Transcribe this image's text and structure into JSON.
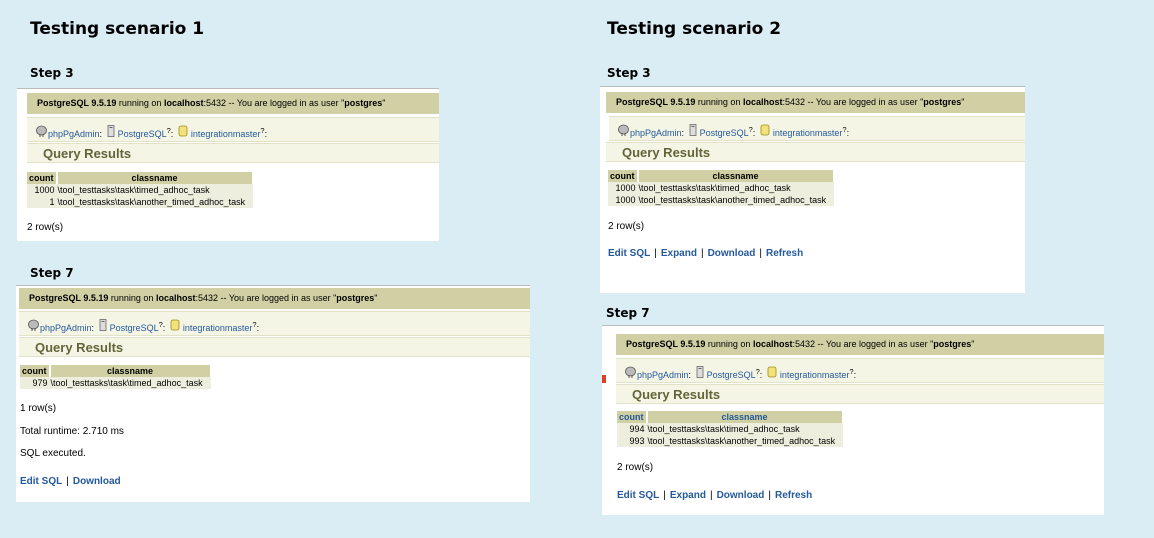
{
  "server_bar": {
    "product": "PostgreSQL 9.5.19",
    "running_on": "running on",
    "host": "localhost",
    "port_text": ":5432 -- You are logged in as user \"",
    "user": "postgres",
    "close_quote": "\""
  },
  "breadcrumb": {
    "app": "phpPgAdmin",
    "server": "PostgreSQL",
    "database": "integrationmaster",
    "sep": ":",
    "sup": "?"
  },
  "query_results_label": "Query Results",
  "columns": {
    "count": "count",
    "classname": "classname"
  },
  "scenarios": [
    {
      "title": "Testing scenario 1",
      "steps": [
        {
          "label": "Step 3",
          "rows": [
            {
              "count": "1000",
              "classname": "\\tool_testtasks\\task\\timed_adhoc_task"
            },
            {
              "count": "1",
              "classname": "\\tool_testtasks\\task\\another_timed_adhoc_task"
            }
          ],
          "row_count": "2 row(s)"
        },
        {
          "label": "Step 7",
          "rows": [
            {
              "count": "979",
              "classname": "\\tool_testtasks\\task\\timed_adhoc_task"
            }
          ],
          "row_count": "1 row(s)",
          "runtime": "Total runtime: 2.710 ms",
          "executed": "SQL executed.",
          "links": [
            "Edit SQL",
            "Download"
          ]
        }
      ]
    },
    {
      "title": "Testing scenario 2",
      "steps": [
        {
          "label": "Step 3",
          "rows": [
            {
              "count": "1000",
              "classname": "\\tool_testtasks\\task\\timed_adhoc_task"
            },
            {
              "count": "1000",
              "classname": "\\tool_testtasks\\task\\another_timed_adhoc_task"
            }
          ],
          "row_count": "2 row(s)",
          "links": [
            "Edit SQL",
            "Expand",
            "Download",
            "Refresh"
          ]
        },
        {
          "label": "Step 7",
          "rows": [
            {
              "count": "994",
              "classname": "\\tool_testtasks\\task\\timed_adhoc_task"
            },
            {
              "count": "993",
              "classname": "\\tool_testtasks\\task\\another_timed_adhoc_task"
            }
          ],
          "row_count": "2 row(s)",
          "links": [
            "Edit SQL",
            "Expand",
            "Download",
            "Refresh"
          ]
        }
      ]
    }
  ],
  "colors": {
    "background": "#daedf5",
    "header_bar": "#d0d0a4",
    "header_light": "#f5f5e6",
    "row_bg": "#eeeede",
    "link": "#24599b",
    "section_title": "#64643a"
  }
}
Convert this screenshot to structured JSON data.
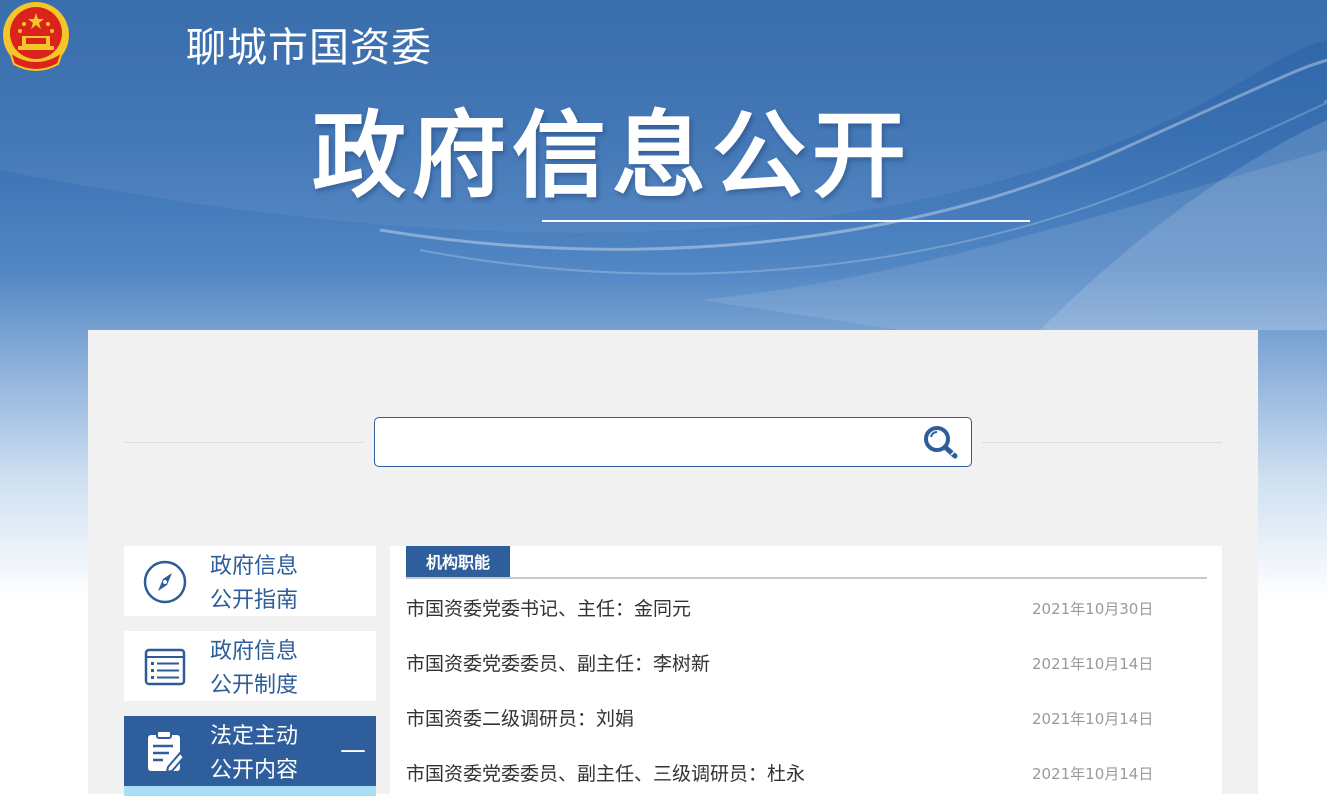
{
  "header": {
    "site_name": "聊城市国资委",
    "banner_title": "政府信息公开"
  },
  "search": {
    "value": "",
    "placeholder": ""
  },
  "sidebar": {
    "items": [
      {
        "line1": "政府信息",
        "line2": "公开指南",
        "icon": "compass-icon",
        "active": false
      },
      {
        "line1": "政府信息",
        "line2": "公开制度",
        "icon": "list-document-icon",
        "active": false
      },
      {
        "line1": "法定主动",
        "line2": "公开内容",
        "icon": "clipboard-edit-icon",
        "active": true,
        "toggle": "—"
      }
    ]
  },
  "content": {
    "section_title": "机构职能",
    "rows": [
      {
        "title": "市国资委党委书记、主任：金同元",
        "date": "2021年10月30日"
      },
      {
        "title": "市国资委党委委员、副主任：李树新",
        "date": "2021年10月14日"
      },
      {
        "title": "市国资委二级调研员：刘娟",
        "date": "2021年10月14日"
      },
      {
        "title": "市国资委党委委员、副主任、三级调研员：杜永",
        "date": "2021年10月14日"
      }
    ]
  },
  "colors": {
    "primary": "#2e5f9c",
    "header_blue": "#2d64a6",
    "panel_bg": "#f1f1f1",
    "sub_menu": "#a9def5",
    "date_gray": "#9a9a9a",
    "emblem_red": "#d9231b",
    "emblem_gold": "#f4c62a"
  }
}
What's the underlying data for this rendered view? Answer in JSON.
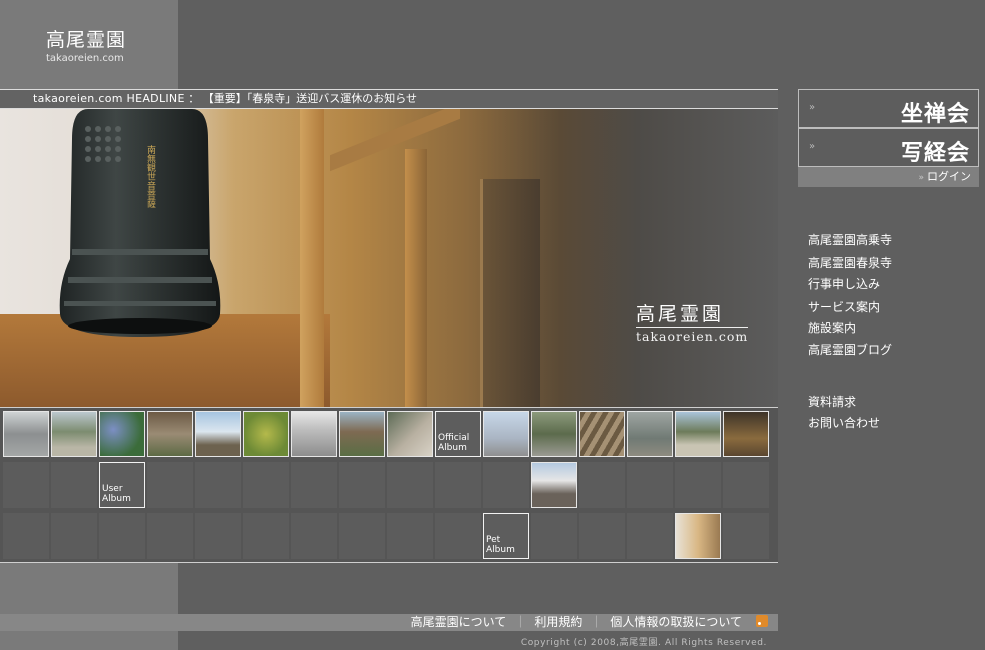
{
  "logo": {
    "jp": "高尾霊園",
    "en": "takaoreien.com"
  },
  "headline": {
    "label": "takaoreien.com HEADLINE",
    "separator": "：",
    "text": "【重要】「春泉寺」送迎バス運休のお知らせ"
  },
  "hero": {
    "title_jp": "高尾霊園",
    "title_en": "takaoreien.com",
    "bell_inscription": "南無観世音菩薩"
  },
  "albums": {
    "official": [
      "Official",
      "Album"
    ],
    "user": [
      "User",
      "Album"
    ],
    "pet": [
      "Pet",
      "Album"
    ]
  },
  "sidebar": {
    "boxes": [
      {
        "arrow": "»",
        "label": "坐禅会"
      },
      {
        "arrow": "»",
        "label": "写経会"
      }
    ],
    "login": {
      "arrow": "»",
      "label": "ログイン"
    },
    "nav": [
      "高尾霊園高乗寺",
      "高尾霊園春泉寺",
      "行事申し込み",
      "サービス案内",
      "施設案内",
      "高尾霊園ブログ"
    ],
    "nav2": [
      "資料請求",
      "お問い合わせ"
    ]
  },
  "footer": {
    "links": [
      "高尾霊園について",
      "利用規約",
      "個人情報の取扱について"
    ],
    "separator": "｜",
    "copyright": "Copyright (c) 2008,高尾霊園. All Rights Reserved."
  },
  "colors": {
    "background": "#5f5f5f",
    "left_stripe": "#7a7a7a",
    "rss": "#e08a2a"
  }
}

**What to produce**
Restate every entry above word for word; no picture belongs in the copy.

**Answer to the exercise**
Transcribe this image's text and structure into JSON.
{
  "server_bar": {
    "product": "PostgreSQL 9.5.19",
    "running_on": "running on",
    "host": "localhost",
    "port_text": ":5432 -- You are logged in as user \"",
    "user": "postgres",
    "close_quote": "\""
  },
  "breadcrumb": {
    "app": "phpPgAdmin",
    "server": "PostgreSQL",
    "database": "integrationmaster",
    "sep": ":",
    "sup": "?"
  },
  "query_results_label": "Query Results",
  "columns": {
    "count": "count",
    "classname": "classname"
  },
  "scenarios": [
    {
      "title": "Testing scenario 1",
      "steps": [
        {
          "label": "Step 3",
          "rows": [
            {
              "count": "1000",
              "classname": "\\tool_testtasks\\task\\timed_adhoc_task"
            },
            {
              "count": "1",
              "classname": "\\tool_testtasks\\task\\another_timed_adhoc_task"
            }
          ],
          "row_count": "2 row(s)"
        },
        {
          "label": "Step 7",
          "rows": [
            {
              "count": "979",
              "classname": "\\tool_testtasks\\task\\timed_adhoc_task"
            }
          ],
          "row_count": "1 row(s)",
          "runtime": "Total runtime: 2.710 ms",
          "executed": "SQL executed.",
          "links": [
            "Edit SQL",
            "Download"
          ]
        }
      ]
    },
    {
      "title": "Testing scenario 2",
      "steps": [
        {
          "label": "Step 3",
          "rows": [
            {
              "count": "1000",
              "classname": "\\tool_testtasks\\task\\timed_adhoc_task"
            },
            {
              "count": "1000",
              "classname": "\\tool_testtasks\\task\\another_timed_adhoc_task"
            }
          ],
          "row_count": "2 row(s)",
          "links": [
            "Edit SQL",
            "Expand",
            "Download",
            "Refresh"
          ]
        },
        {
          "label": "Step 7",
          "rows": [
            {
              "count": "994",
              "classname": "\\tool_testtasks\\task\\timed_adhoc_task"
            },
            {
              "count": "993",
              "classname": "\\tool_testtasks\\task\\another_timed_adhoc_task"
            }
          ],
          "row_count": "2 row(s)",
          "links": [
            "Edit SQL",
            "Expand",
            "Download",
            "Refresh"
          ]
        }
      ]
    }
  ],
  "colors": {
    "background": "#daedf5",
    "header_bar": "#d0d0a4",
    "header_light": "#f5f5e6",
    "row_bg": "#eeeede",
    "link": "#24599b",
    "section_title": "#64643a"
  }
}
Convert this screenshot to structured JSON data.
{
  "header": {
    "site_name": "聊城市国资委",
    "banner_title": "政府信息公开"
  },
  "search": {
    "value": "",
    "placeholder": ""
  },
  "sidebar": {
    "items": [
      {
        "line1": "政府信息",
        "line2": "公开指南",
        "icon": "compass-icon",
        "active": false
      },
      {
        "line1": "政府信息",
        "line2": "公开制度",
        "icon": "list-document-icon",
        "active": false
      },
      {
        "line1": "法定主动",
        "line2": "公开内容",
        "icon": "clipboard-edit-icon",
        "active": true,
        "toggle": "—"
      }
    ]
  },
  "content": {
    "section_title": "机构职能",
    "rows": [
      {
        "title": "市国资委党委书记、主任：金同元",
        "date": "2021年10月30日"
      },
      {
        "title": "市国资委党委委员、副主任：李树新",
        "date": "2021年10月14日"
      },
      {
        "title": "市国资委二级调研员：刘娟",
        "date": "2021年10月14日"
      },
      {
        "title": "市国资委党委委员、副主任、三级调研员：杜永",
        "date": "2021年10月14日"
      }
    ]
  },
  "colors": {
    "primary": "#2e5f9c",
    "header_blue": "#2d64a6",
    "panel_bg": "#f1f1f1",
    "sub_menu": "#a9def5",
    "date_gray": "#9a9a9a",
    "emblem_red": "#d9231b",
    "emblem_gold": "#f4c62a"
  }
}
What's the underlying data for this rendered view? Answer in JSON.
{
  "logo": {
    "jp": "高尾霊園",
    "en": "takaoreien.com"
  },
  "headline": {
    "label": "takaoreien.com HEADLINE",
    "separator": "：",
    "text": "【重要】「春泉寺」送迎バス運休のお知らせ"
  },
  "hero": {
    "title_jp": "高尾霊園",
    "title_en": "takaoreien.com",
    "bell_inscription": "南無観世音菩薩"
  },
  "albums": {
    "official": [
      "Official",
      "Album"
    ],
    "user": [
      "User",
      "Album"
    ],
    "pet": [
      "Pet",
      "Album"
    ]
  },
  "sidebar": {
    "boxes": [
      {
        "arrow": "»",
        "label": "坐禅会"
      },
      {
        "arrow": "»",
        "label": "写経会"
      }
    ],
    "login": {
      "arrow": "»",
      "label": "ログイン"
    },
    "nav": [
      "高尾霊園高乗寺",
      "高尾霊園春泉寺",
      "行事申し込み",
      "サービス案内",
      "施設案内",
      "高尾霊園ブログ"
    ],
    "nav2": [
      "資料請求",
      "お問い合わせ"
    ]
  },
  "footer": {
    "links": [
      "高尾霊園について",
      "利用規約",
      "個人情報の取扱について"
    ],
    "separator": "｜",
    "copyright": "Copyright (c) 2008,高尾霊園. All Rights Reserved."
  },
  "colors": {
    "background": "#5f5f5f",
    "left_stripe": "#7a7a7a",
    "rss": "#e08a2a"
  }
}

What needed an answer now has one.